### Material for the task
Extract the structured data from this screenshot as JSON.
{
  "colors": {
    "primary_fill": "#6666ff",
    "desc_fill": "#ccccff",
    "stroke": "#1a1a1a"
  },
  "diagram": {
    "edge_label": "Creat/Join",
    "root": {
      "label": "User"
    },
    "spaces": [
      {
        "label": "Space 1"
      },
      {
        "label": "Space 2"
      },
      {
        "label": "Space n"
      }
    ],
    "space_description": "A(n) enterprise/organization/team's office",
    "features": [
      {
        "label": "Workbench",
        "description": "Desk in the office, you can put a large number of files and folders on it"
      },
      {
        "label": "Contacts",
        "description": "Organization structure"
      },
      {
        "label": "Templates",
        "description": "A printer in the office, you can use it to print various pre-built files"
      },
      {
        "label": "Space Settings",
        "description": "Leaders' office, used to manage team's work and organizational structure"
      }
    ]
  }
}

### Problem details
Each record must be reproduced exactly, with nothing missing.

### Exercise response
Extract the structured data from this screenshot as JSON.
{
  "colors": {
    "primary_fill": "#6666ff",
    "desc_fill": "#ccccff",
    "stroke": "#1a1a1a"
  },
  "diagram": {
    "edge_label": "Creat/Join",
    "root": {
      "label": "User"
    },
    "spaces": [
      {
        "label": "Space 1"
      },
      {
        "label": "Space 2"
      },
      {
        "label": "Space n"
      }
    ],
    "space_description": "A(n) enterprise/organization/team's office",
    "features": [
      {
        "label": "Workbench",
        "description": "Desk in the office, you can put a large number of files and folders on it"
      },
      {
        "label": "Contacts",
        "description": "Organization structure"
      },
      {
        "label": "Templates",
        "description": "A printer in the office, you can use it to print various pre-built files"
      },
      {
        "label": "Space Settings",
        "description": "Leaders' office, used to manage team's work and organizational structure"
      }
    ]
  }
}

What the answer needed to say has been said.